• WORK INSTRUCTION
Each line of the data holding "color" should be found and copied.

== Segment start ==

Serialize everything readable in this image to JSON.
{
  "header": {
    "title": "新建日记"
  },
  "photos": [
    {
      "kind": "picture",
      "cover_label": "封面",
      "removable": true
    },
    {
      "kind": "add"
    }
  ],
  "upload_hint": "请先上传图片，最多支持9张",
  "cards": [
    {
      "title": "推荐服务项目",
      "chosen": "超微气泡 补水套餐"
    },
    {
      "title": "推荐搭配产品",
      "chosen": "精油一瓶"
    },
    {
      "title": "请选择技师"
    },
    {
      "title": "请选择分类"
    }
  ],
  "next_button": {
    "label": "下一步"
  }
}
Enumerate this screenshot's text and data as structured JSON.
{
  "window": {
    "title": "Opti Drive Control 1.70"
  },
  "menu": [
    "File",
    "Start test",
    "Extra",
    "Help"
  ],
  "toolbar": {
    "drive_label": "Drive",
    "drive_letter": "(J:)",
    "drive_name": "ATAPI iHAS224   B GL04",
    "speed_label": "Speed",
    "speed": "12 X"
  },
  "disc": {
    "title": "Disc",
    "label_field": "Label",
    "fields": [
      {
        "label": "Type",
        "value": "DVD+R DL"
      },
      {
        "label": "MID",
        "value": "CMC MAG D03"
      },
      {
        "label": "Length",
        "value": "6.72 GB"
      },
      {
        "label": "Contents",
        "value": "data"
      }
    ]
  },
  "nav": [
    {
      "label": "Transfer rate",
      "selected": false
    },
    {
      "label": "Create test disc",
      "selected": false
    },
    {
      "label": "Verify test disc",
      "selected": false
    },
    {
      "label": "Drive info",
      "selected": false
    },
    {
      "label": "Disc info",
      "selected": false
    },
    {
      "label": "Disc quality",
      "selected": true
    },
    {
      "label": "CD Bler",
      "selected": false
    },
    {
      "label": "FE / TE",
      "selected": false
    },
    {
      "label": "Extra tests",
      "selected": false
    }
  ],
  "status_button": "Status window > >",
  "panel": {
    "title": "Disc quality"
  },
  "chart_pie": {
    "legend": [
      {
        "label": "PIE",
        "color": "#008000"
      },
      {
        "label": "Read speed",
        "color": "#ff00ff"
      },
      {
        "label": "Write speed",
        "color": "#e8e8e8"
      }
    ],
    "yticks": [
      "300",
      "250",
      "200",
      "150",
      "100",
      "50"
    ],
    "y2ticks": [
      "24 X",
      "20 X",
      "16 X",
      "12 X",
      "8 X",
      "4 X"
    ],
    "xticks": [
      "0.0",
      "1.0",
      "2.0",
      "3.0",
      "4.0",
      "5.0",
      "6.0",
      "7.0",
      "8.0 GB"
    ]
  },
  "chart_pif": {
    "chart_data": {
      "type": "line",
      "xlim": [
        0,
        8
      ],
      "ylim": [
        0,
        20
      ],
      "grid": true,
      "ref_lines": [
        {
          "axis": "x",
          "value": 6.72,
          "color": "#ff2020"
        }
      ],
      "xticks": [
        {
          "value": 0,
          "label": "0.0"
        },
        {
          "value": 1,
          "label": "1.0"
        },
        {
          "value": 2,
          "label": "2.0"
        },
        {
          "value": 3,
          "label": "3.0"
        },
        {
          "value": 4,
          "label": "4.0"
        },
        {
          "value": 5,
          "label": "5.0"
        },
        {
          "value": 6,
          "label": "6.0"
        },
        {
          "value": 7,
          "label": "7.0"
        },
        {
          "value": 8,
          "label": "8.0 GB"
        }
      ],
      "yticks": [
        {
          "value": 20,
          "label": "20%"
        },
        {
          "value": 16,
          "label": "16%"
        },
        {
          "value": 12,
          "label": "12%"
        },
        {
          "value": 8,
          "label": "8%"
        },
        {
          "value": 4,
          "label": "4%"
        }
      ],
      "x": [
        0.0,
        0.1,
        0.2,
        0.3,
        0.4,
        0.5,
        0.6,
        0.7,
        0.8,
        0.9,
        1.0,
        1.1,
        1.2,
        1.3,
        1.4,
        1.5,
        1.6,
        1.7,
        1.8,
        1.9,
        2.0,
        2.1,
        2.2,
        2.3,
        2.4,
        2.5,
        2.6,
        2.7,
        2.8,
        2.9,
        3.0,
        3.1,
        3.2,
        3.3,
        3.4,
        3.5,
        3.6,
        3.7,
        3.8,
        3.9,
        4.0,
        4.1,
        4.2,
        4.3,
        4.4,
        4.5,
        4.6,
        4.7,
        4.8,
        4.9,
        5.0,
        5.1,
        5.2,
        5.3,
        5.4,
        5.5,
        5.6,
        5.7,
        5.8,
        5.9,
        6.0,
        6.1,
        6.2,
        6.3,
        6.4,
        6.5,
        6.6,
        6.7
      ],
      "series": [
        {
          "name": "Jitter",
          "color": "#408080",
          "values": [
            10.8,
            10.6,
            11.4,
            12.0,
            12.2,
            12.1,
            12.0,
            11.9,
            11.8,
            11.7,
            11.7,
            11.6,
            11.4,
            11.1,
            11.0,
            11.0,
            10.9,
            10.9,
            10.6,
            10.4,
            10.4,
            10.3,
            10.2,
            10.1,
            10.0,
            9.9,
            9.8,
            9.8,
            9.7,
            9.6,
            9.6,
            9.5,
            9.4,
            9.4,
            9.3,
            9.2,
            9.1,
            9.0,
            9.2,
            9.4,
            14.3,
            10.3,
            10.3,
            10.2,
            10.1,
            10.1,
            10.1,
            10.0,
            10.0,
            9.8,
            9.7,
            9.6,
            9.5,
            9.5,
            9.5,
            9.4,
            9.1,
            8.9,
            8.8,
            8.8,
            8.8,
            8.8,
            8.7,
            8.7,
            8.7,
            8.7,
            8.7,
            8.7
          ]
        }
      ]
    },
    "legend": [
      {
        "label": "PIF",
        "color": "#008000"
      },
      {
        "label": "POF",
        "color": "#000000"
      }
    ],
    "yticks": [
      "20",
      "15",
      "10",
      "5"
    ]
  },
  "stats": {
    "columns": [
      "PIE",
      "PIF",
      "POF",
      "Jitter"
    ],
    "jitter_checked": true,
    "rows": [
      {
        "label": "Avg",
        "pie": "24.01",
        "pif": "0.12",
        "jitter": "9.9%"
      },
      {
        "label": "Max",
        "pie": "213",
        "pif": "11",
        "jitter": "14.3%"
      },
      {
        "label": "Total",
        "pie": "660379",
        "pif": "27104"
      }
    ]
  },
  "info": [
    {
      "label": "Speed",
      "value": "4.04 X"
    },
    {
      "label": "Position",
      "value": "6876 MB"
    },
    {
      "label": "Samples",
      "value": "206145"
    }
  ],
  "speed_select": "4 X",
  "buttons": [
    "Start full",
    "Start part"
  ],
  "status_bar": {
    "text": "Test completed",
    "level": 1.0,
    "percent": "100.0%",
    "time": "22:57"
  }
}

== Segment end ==

• TASK OUTPUT
        "color": "#008000"
        "color": "#ff00ff"
        "color": "#e8e8e8"
          "color": "#ff2020"
          "color": "#408080",
        "color": "#008000"
        "color": "#000000"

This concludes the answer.